A new PhD in collaboration with ONERA has started (Benjamin Constant 's thesis) involving the numerical simulation of unsteady flows around complex geometries in aeronautics. In the CFD simulation process, mesh generation is the main bottleneck when one wishes to study realistic configurations, such as an aircraft landing gear. A mesh can represent a month to several months of engineer time for a specialist, which is prohibitive in the predesign phase where several geometries are evaluated in a very short time frame. For this reason, Inria and Onera have been interested for several years in the development of an immersed boundary method, which does not require representing obstacles by mesh conforming to the wall, thus simplifying the generation of mesh. The consideration of the wall is carried out by the introduction of a forcing term at certain points in the vicinity of obstacles. In our approach, this technique is combined with a method of generating adaptive octree cartesian mesh.

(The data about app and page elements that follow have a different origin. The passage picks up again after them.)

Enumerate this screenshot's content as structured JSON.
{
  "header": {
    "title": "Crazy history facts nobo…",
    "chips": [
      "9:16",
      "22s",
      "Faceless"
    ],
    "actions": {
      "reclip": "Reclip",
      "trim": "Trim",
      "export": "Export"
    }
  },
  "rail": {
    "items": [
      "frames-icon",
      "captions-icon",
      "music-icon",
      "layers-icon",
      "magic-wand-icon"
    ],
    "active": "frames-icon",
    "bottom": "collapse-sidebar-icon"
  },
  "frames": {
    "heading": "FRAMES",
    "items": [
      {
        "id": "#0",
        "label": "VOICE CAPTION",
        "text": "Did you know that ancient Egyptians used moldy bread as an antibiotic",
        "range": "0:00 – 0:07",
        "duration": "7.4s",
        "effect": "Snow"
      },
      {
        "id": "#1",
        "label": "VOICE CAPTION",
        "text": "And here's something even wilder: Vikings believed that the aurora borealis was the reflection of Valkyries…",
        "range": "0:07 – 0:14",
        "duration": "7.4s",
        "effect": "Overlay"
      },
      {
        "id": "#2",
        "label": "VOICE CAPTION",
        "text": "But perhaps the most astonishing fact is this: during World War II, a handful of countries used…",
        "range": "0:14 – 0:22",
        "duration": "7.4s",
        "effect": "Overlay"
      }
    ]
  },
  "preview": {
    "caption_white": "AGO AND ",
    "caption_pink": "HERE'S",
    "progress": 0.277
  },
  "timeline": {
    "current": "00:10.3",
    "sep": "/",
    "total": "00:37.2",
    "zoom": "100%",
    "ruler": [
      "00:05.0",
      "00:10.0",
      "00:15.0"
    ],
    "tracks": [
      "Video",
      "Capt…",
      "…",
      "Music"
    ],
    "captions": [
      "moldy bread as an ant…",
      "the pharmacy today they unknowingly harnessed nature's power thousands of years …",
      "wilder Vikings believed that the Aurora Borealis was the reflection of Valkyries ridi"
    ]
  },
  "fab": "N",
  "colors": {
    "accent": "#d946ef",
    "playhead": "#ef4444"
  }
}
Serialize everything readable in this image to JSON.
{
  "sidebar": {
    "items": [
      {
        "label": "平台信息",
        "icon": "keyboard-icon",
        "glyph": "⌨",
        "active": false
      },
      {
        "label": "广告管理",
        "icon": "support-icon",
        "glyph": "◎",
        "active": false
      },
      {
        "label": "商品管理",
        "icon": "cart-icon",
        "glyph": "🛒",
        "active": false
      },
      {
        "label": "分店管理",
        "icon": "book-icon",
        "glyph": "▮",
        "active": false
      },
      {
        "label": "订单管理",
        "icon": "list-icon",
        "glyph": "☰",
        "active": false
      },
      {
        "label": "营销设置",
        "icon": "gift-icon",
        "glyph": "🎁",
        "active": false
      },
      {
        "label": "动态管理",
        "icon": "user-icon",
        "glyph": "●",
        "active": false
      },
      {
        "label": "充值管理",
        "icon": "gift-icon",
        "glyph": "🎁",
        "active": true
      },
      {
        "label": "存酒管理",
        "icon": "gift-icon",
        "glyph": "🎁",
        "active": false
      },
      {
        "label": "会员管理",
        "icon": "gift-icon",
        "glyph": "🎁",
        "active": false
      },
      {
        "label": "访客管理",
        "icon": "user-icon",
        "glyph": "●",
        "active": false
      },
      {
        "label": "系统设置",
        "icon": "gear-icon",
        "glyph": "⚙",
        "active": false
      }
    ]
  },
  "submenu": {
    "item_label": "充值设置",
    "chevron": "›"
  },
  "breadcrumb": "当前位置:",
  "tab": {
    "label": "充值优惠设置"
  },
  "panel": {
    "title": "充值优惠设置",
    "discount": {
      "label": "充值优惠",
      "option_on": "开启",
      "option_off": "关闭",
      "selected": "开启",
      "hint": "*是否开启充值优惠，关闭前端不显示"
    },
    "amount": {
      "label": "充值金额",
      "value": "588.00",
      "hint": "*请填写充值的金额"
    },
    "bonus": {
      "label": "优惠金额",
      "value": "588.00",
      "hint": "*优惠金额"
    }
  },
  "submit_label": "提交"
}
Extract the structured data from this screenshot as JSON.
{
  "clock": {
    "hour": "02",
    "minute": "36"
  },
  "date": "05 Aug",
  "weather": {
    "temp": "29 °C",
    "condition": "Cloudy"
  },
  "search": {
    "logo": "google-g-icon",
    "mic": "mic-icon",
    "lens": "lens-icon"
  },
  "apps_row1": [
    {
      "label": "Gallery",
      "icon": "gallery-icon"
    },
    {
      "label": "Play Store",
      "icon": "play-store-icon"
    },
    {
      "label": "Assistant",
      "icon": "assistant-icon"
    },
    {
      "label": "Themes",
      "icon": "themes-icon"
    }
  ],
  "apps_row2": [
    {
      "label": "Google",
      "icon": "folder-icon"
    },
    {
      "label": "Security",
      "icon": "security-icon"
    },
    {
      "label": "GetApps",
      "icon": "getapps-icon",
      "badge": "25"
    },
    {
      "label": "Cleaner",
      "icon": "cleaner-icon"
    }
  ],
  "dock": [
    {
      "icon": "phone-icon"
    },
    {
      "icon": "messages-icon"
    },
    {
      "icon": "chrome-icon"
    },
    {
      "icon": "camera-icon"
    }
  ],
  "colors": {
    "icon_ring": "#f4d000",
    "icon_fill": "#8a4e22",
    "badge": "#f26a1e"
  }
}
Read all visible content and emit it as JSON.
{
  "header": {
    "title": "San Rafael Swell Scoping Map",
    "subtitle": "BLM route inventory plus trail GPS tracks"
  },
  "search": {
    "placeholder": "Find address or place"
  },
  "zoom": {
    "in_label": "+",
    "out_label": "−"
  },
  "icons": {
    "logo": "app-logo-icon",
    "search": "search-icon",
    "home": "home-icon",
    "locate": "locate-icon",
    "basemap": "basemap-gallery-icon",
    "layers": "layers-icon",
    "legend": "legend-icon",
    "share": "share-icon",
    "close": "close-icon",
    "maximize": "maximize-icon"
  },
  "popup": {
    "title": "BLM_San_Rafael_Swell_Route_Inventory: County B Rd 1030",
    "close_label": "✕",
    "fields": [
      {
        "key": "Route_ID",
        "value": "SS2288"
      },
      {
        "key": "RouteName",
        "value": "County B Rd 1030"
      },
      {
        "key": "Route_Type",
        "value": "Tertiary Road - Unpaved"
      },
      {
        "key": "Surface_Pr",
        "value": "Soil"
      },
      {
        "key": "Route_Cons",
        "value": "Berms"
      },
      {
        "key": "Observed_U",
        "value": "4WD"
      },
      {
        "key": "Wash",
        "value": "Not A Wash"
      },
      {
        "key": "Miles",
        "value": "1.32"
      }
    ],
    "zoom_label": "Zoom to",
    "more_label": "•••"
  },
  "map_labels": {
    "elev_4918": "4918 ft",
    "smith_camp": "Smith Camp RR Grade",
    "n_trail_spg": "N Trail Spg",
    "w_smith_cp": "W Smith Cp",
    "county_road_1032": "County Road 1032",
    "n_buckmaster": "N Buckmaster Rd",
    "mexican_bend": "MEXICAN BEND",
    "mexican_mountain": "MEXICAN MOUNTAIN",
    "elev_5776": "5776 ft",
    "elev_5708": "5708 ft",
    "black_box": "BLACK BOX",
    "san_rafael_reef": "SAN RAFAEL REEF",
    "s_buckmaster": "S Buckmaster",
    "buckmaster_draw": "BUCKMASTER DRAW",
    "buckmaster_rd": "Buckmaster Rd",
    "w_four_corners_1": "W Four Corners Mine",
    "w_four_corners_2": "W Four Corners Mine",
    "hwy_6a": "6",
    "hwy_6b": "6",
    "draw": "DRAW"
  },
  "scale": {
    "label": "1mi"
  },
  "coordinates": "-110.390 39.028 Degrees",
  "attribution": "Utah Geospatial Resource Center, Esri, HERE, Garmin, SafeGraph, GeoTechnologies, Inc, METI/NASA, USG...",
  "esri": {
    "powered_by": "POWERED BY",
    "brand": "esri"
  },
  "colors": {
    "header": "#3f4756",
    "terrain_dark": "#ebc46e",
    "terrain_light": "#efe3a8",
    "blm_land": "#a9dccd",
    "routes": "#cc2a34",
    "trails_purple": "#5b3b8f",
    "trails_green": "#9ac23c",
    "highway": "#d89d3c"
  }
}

This allows us to exploit the advantages of Cartesian mesh (generation and rapid adaptation, performance gains of a dedicated Cartesian solver). In order to model the boundary layer, a wall model is used to avoid an extra cost. This method has been implemented for the simulation of steady turbulent flows around geometries studied in compressible aerodynamics (winged fuselage, engine air intake, helicopter fuselage...), providing a very good compromise between the quality of the aerodynamic solution and the time it takes to return the solution from the definition of geometry. However, the quality of the solution obtained by steady simulations is not sufficient to predict the acoustics satisfactorily. Indeed, oscillations appear for certain sizes of interest (such as turbulent viscosity or pressure fluctuations) in the vicinity of the wall. In addition, the passage of grids of different levels causes reflections, which can greatly degrade the prediction of the acoustic solution. The objective of this thesis is to solve these two problems in order to be able to perform unsteady simulations around complex geometries, such as a landing gear. On the one hand, we will study an algorithm to regularize the solution at the points of interest of the IBM method located near the wall. Together, we will also be interested in improving the wall model, in collaboration with modeling specialists from the department. We will do a study by error estimators to analyze the impact of these improvements on the solution. Validations on academic test cases will be carried out. A second step is to improve the transfer of the solution between grids of different levels (for which the mesh size double). We will propose an algorithm to regularize this passage, by geometrically modifying the mesh and by modifying the transfer formula of the solution at the passage of the fitting. A validation will be carried out on an unsteady case of LEISA profile. Finally, a demonstrative application that is both geometrically complex and of acoustic interest will be performed, typically a LAGOON or Gulfstream landing gear.